And so the dragging of the hurdy-gurdy begins anew.
GERRY (cont'd)Brian. Please.
Meanwhile, back at the ranch --
GERRY and MONKEYWhat the -- ?
DEXTER (THE STAGE DIRECTION READER)Sorry. Always wanted to say that. In fact, it reads --
Suddenly KELSEE the slow-witted mermaid --
KELSEE (MERMAID 1)Hey!
Suddenly Kelsee, the extremely beguiling vixen of the deep --
KELSEE (MERMAID 1)Attaboy.
(to GERRY and MONKEY)Pays to have well-connected friends.
Suddenly -- !
KELSEE (MERMAID 1)Back at it.
Suddenly, KELSEE the mermaid rockets out of the water and lands on the stone bridge beside GERRY and Brian, the MONKEY, floundering about like a fish out of --
KELSEE, GERRY & MONKEYDon't say it.
DEXTER (THE STAGE DIRECTION READER)Fine.
They all wait.
For what seems like an eternity.
KELSEEDrying out over here.
And still they wait.
-- fish out of water. When suddenly, who should come back around but --
HAMILTONHey! Fish for dinner!
BICYCLEYou don't honestly think that's going to fit in the basket, do you?
KELSEENot very hospitable here on land, is it?
BICYCLEI have a large rack but a small basket, that's all I'm saying. And I'm not the only one.

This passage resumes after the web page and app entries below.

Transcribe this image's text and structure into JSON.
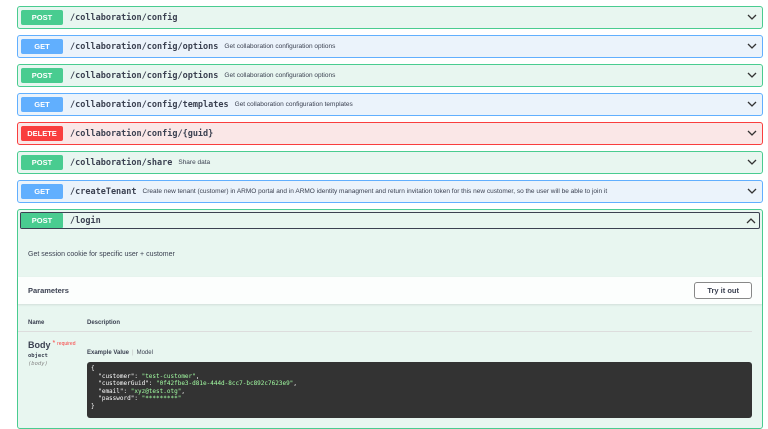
{
  "operations": [
    {
      "method": "POST",
      "path": "/collaboration/config",
      "desc": ""
    },
    {
      "method": "GET",
      "path": "/collaboration/config/options",
      "desc": "Get collaboration configuration options"
    },
    {
      "method": "POST",
      "path": "/collaboration/config/options",
      "desc": "Get collaboration configuration options"
    },
    {
      "method": "GET",
      "path": "/collaboration/config/templates",
      "desc": "Get collaboration configuration templates"
    },
    {
      "method": "DELETE",
      "path": "/collaboration/config/{guid}",
      "desc": ""
    },
    {
      "method": "POST",
      "path": "/collaboration/share",
      "desc": "Share data"
    },
    {
      "method": "GET",
      "path": "/createTenant",
      "desc": "Create new tenant (customer) in ARMO portal and in ARMO identity managment and return invitation token for this new customer, so the user will be able to join it"
    }
  ],
  "login": {
    "method": "POST",
    "path": "/login",
    "summary": "Get session cookie for specific user + customer",
    "parameters_title": "Parameters",
    "try_label": "Try it out",
    "col_name": "Name",
    "col_desc": "Description",
    "param": {
      "name": "Body",
      "required": "required",
      "type": "object",
      "in": "(body)"
    },
    "example_label": "Example Value",
    "model_label": "Model",
    "example": {
      "customer": "\"test-customer\"",
      "customerGuid": "\"0f42fbe3-d81e-444d-8cc7-bc892c7623e9\"",
      "email": "\"xyz@test.otg\"",
      "password": "\"*********\""
    }
  }
}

HAMILTON and GERRYHey!
BICYCLESize doesn't matter. Really.
HAMILTONUp you go.
HAMILTONLemon sauce. Melted butter. Tender fillets of softy flaky pink--

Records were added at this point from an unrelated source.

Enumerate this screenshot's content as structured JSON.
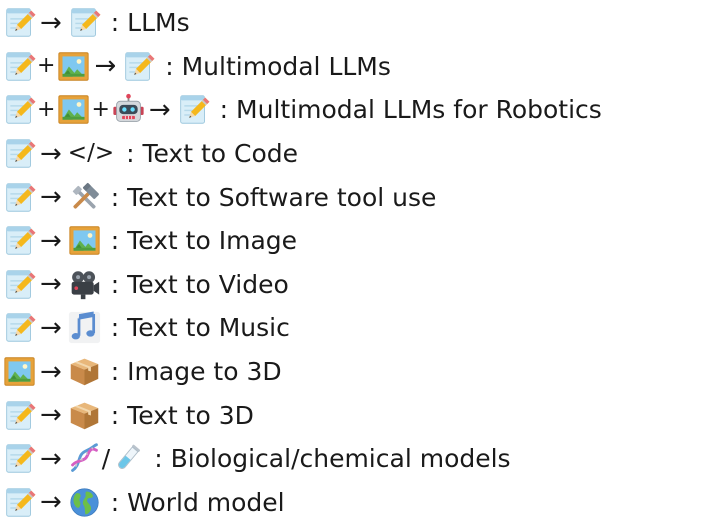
{
  "colors": {
    "text": "#1a1a1a",
    "background": "#ffffff"
  },
  "rows": [
    {
      "inputs": [
        "memo-icon"
      ],
      "output": "memo-icon",
      "label": ": LLMs"
    },
    {
      "inputs": [
        "memo-icon",
        "framed-picture-icon"
      ],
      "output": "memo-icon",
      "label": ": Multimodal LLMs"
    },
    {
      "inputs": [
        "memo-icon",
        "framed-picture-icon",
        "robot-icon"
      ],
      "output": "memo-icon",
      "label": ": Multimodal LLMs for Robotics"
    },
    {
      "inputs": [
        "memo-icon"
      ],
      "output": "code-symbol",
      "output_text": "</>",
      "label": ": Text to Code"
    },
    {
      "inputs": [
        "memo-icon"
      ],
      "output": "hammer-and-wrench-icon",
      "label": ": Text to Software tool use"
    },
    {
      "inputs": [
        "memo-icon"
      ],
      "output": "framed-picture-icon",
      "label": ": Text to Image"
    },
    {
      "inputs": [
        "memo-icon"
      ],
      "output": "movie-camera-icon",
      "label": ": Text to Video"
    },
    {
      "inputs": [
        "memo-icon"
      ],
      "output": "musical-notes-icon",
      "label": ": Text to Music"
    },
    {
      "inputs": [
        "framed-picture-icon"
      ],
      "output": "package-icon",
      "label": ": Image to 3D"
    },
    {
      "inputs": [
        "memo-icon"
      ],
      "output": "package-icon",
      "label": ": Text to 3D"
    },
    {
      "inputs": [
        "memo-icon"
      ],
      "output": "dna-and-test-tube-icons",
      "output_text": "/",
      "label": ": Biological/chemical models"
    },
    {
      "inputs": [
        "memo-icon"
      ],
      "output": "globe-icon",
      "label": ": World model"
    }
  ],
  "symbols": {
    "plus": "+",
    "arrow": "→"
  }
}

HAMILTONOff we go.
BICYCLEEasy for you to say.
And so, Hamilton pedals away to make a meal of the mermaid.
DEXTER (THE STAGE DIRECTION READER)Oh. Hey!
Dexter runs off to save the best piece of tail --

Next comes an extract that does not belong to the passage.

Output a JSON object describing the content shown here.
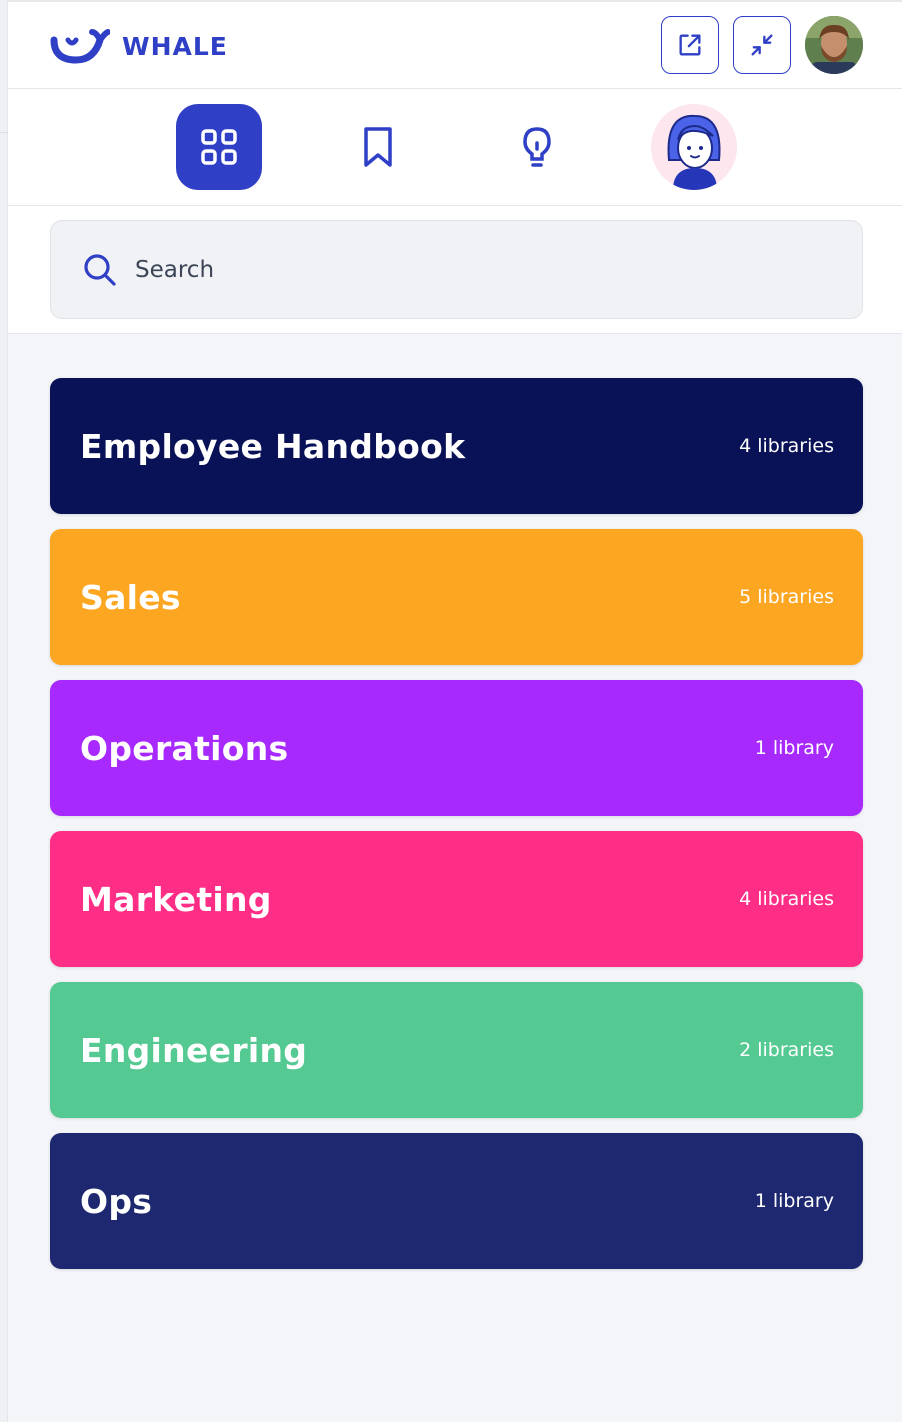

Dexter runs off.
GERRYWell, now we're in it.
MONKEYSo, about the marriage proposal -- ?
ARIEL (MERMAID #2)So we have to do everything ourselves?
REYNOLDSIt would appear so, my love.
ARIEL (MERMAID #2)Just as suddenly, Ariel the other mermaid and Reynolds resurface.
REYNOLDSGerry! I'd like you to meet -- uh --
MONKEYYou said it.
ARIEL (MERMAID #2)Eyes up here, buddy.
REYNOLDS-- my new friend -- uh --
ARIEL (MERMAID #2)Ariel.
ARIEL (MERMAID #2)He's got it. Keep up.
GERRYShe looks familiar.
ARIEL (MERMAID #2)So you've seen my sister?
GERRYYes. I'm afraid a homeless man intends to scale her and have her for dinner.
ARIEL (MERMAID #2)See, I told you. Dad doesn't think. He doesn't like her dating an actor, so what does he do? Toss her on shore. And he thinks she's not going to get eaten? No one thinks ahead.
No one thinks ahead.
No -- one -- thinks --
MANATEEStill waiting for my cue.
ARIEL (MERMAID #2)We have to do our own now.
ARIEL (MERMAID #2)Third person omniscient narrator.
MANATEEThe manatee surfaces. And spies Brian the Monkey.
MONKEYHey there, fish flakes.
MANATEECome to the edge of the water often?
MONKEYNot often enough, apparently.
MONKEYOh, now you're interested?
GERRYI thought we were - in discussions.
MONKEYTalk's cheap. I'm not.
GERRYHe doesn't have opposable thumbs.
MANATEEAny thumbs, truth be told.
Perhaps I could entertain a change of career.
MANATEEI could evolve.
MANATEEWhat other incentive would I need?
ARIEL (MERMAID #2)Uh, guys? What do you suggest we do to keep my sister from becoming a combo platter?
REYNOLDSHey. Where's my bike?
copyright 2005 by Matthew A. Everett